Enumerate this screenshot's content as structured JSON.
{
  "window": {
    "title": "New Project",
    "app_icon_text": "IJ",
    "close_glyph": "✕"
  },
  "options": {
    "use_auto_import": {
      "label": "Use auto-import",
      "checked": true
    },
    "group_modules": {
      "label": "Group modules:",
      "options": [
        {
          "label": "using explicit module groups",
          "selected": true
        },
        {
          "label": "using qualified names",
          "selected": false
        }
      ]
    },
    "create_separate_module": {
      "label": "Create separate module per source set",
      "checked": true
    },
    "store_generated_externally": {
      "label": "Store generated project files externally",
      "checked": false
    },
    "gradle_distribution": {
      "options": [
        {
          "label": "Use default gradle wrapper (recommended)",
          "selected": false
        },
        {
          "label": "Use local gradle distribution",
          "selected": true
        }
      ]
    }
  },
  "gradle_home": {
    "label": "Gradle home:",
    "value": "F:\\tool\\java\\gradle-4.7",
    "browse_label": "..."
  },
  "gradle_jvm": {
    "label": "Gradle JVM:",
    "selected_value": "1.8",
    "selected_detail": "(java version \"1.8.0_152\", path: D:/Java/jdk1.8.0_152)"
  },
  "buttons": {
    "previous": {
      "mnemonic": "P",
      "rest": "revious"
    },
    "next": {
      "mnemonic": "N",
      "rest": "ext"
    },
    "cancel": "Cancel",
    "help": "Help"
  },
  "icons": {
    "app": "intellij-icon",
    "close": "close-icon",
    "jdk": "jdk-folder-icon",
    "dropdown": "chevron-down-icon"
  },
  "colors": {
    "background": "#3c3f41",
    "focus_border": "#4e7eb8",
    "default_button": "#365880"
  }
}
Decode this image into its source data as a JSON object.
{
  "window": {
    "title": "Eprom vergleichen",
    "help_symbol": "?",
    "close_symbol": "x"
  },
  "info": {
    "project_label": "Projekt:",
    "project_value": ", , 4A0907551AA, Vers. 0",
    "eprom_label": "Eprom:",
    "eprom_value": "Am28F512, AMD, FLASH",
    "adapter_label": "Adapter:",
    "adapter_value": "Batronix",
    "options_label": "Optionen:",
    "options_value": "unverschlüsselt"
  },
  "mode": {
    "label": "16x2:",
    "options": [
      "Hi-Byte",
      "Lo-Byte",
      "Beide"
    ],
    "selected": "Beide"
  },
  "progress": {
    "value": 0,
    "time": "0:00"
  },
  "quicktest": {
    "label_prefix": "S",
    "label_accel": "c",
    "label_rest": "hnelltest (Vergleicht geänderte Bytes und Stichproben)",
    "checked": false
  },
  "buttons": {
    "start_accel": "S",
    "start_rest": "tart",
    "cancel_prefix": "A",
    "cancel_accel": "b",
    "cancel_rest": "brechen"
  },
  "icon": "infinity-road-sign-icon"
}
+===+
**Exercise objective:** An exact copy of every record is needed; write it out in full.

**Result for this exercise:**
Enumerate this screenshot's content as structured JSON.
{
  "window": {
    "title": "New Project",
    "app_icon_text": "IJ",
    "close_glyph": "✕"
  },
  "options": {
    "use_auto_import": {
      "label": "Use auto-import",
      "checked": true
    },
    "group_modules": {
      "label": "Group modules:",
      "options": [
        {
          "label": "using explicit module groups",
          "selected": true
        },
        {
          "label": "using qualified names",
          "selected": false
        }
      ]
    },
    "create_separate_module": {
      "label": "Create separate module per source set",
      "checked": true
    },
    "store_generated_externally": {
      "label": "Store generated project files externally",
      "checked": false
    },
    "gradle_distribution": {
      "options": [
        {
          "label": "Use default gradle wrapper (recommended)",
          "selected": false
        },
        {
          "label": "Use local gradle distribution",
          "selected": true
        }
      ]
    }
  },
  "gradle_home": {
    "label": "Gradle home:",
    "value": "F:\\tool\\java\\gradle-4.7",
    "browse_label": "..."
  },
  "gradle_jvm": {
    "label": "Gradle JVM:",
    "selected_value": "1.8",
    "selected_detail": "(java version \"1.8.0_152\", path: D:/Java/jdk1.8.0_152)"
  },
  "buttons": {
    "previous": {
      "mnemonic": "P",
      "rest": "revious"
    },
    "next": {
      "mnemonic": "N",
      "rest": "ext"
    },
    "cancel": "Cancel",
    "help": "Help"
  },
  "icons": {
    "app": "intellij-icon",
    "close": "close-icon",
    "jdk": "jdk-folder-icon",
    "dropdown": "chevron-down-icon"
  },
  "colors": {
    "background": "#3c3f41",
    "focus_border": "#4e7eb8",
    "default_button": "#365880"
  }
}
Decode this image into its source data as a JSON object.
{
  "window": {
    "title": "Eprom vergleichen",
    "help_symbol": "?",
    "close_symbol": "x"
  },
  "info": {
    "project_label": "Projekt:",
    "project_value": ", , 4A0907551AA, Vers. 0",
    "eprom_label": "Eprom:",
    "eprom_value": "Am28F512, AMD, FLASH",
    "adapter_label": "Adapter:",
    "adapter_value": "Batronix",
    "options_label": "Optionen:",
    "options_value": "unverschlüsselt"
  },
  "mode": {
    "label": "16x2:",
    "options": [
      "Hi-Byte",
      "Lo-Byte",
      "Beide"
    ],
    "selected": "Beide"
  },
  "progress": {
    "value": 0,
    "time": "0:00"
  },
  "quicktest": {
    "label_prefix": "S",
    "label_accel": "c",
    "label_rest": "hnelltest (Vergleicht geänderte Bytes und Stichproben)",
    "checked": false
  },
  "buttons": {
    "start_accel": "S",
    "start_rest": "tart",
    "cancel_prefix": "A",
    "cancel_accel": "b",
    "cancel_rest": "brechen"
  },
  "icon": "infinity-road-sign-icon"
}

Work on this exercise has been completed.